*INSTRUCTIONS FOR THE TASK*: For each line of the listing that contains "heading", make a copy and return it.

*SUPPLIED RECORDS*:
· · · · · · ·

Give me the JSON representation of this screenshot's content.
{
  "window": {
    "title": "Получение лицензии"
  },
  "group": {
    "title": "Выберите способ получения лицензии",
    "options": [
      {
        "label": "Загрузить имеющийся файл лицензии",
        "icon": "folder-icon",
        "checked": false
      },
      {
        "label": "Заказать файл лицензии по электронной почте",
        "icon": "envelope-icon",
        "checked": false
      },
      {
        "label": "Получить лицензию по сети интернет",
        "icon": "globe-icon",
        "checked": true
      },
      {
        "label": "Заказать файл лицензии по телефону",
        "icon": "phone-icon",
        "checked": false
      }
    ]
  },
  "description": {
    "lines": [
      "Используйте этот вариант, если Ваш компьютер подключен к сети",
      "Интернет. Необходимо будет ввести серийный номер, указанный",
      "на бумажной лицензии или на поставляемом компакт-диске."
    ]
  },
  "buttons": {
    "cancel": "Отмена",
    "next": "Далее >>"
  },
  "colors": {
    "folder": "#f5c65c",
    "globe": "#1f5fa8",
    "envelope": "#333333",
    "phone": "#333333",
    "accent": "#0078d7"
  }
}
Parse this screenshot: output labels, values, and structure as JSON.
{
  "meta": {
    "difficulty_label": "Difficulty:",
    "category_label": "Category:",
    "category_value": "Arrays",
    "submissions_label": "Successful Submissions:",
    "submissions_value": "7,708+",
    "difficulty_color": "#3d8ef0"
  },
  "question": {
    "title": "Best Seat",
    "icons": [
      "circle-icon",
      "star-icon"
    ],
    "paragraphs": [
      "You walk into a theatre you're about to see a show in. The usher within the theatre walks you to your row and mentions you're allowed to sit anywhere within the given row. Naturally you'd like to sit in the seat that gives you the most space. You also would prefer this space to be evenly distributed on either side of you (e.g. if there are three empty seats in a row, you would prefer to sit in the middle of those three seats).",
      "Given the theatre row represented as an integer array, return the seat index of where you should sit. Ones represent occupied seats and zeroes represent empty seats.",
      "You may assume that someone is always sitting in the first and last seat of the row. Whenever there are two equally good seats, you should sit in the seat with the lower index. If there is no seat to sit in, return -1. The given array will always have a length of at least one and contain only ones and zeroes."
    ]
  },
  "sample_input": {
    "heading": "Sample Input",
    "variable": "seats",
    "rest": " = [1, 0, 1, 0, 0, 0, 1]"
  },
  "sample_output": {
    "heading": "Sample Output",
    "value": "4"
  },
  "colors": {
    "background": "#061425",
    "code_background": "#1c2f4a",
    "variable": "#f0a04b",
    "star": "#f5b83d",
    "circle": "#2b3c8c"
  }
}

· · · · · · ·

*WRITTEN REPLY*:
    "heading": "Sample Input",
    "heading": "Sample Output",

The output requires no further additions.